Hillman Curtis began his career in the San Francisco new wave group Mrs. Green, served as Macromedia's design director, founded the design firm hillmancurtis, Inc., wrote manuals on new media, and shot short documentaries. He accomplished much of note across the design professions before his untimely passing last month, and these projects reveal his great affinity for like-mindedly multidisciplinary and aesthetically inclined creators. He won a great deal of his internet fame examining just such people in the Artist Series, a cycle of five-to-ten minute profiles of, broadly speaking, his colleagues. These include Milton Glaser, the man behind the look of the immortal I Love New York campaign; David Carson, art director of the nineties' cultishly coveted rock magazine Ray Gun; and Mark Romanek, director of striking commercials and feature films like One Hour Photo.

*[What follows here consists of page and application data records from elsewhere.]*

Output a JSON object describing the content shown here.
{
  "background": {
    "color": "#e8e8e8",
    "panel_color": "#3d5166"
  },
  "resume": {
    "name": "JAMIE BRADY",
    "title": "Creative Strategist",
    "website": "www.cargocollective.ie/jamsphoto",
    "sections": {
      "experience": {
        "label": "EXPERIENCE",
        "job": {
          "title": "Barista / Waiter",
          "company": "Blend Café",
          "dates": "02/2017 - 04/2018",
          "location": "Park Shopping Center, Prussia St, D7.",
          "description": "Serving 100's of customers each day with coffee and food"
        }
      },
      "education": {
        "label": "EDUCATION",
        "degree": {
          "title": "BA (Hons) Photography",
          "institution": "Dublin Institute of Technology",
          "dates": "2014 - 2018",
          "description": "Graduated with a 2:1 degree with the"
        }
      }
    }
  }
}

At the top of this post, you'll find Curtis' Artist Series short on Daniel Libeskind, the architect overseeing the rebuilding of the World Trade Center. It examines the architect's buildings, his sketches, his meetings, and his ideas about the built environment as a tool for liberation rather than a "neutral world that confirms all our ideas." Ultimately, Libeskind asks this of his craft, his profession, and his worldview: "How will it carry people into a world that is good?" Directly above is Curtis' profile of graphic designer Paula Scher, who talks about the speed with which she sketched the Citibank logo. The client seems to have balked at this, assuming that anything so quickly created couldn't possibly warrant the cost. Scher argues that, while it appeared to take her only a second, it really took her "a second and 34 years," "a second and every experience and every movie and every thing of my life that's in my head." Neither she nor anyone else in the Artist Series sees divisions between their work, their life, and the rest of humanity. Hillman Curtis, by all accounts, lived the same way.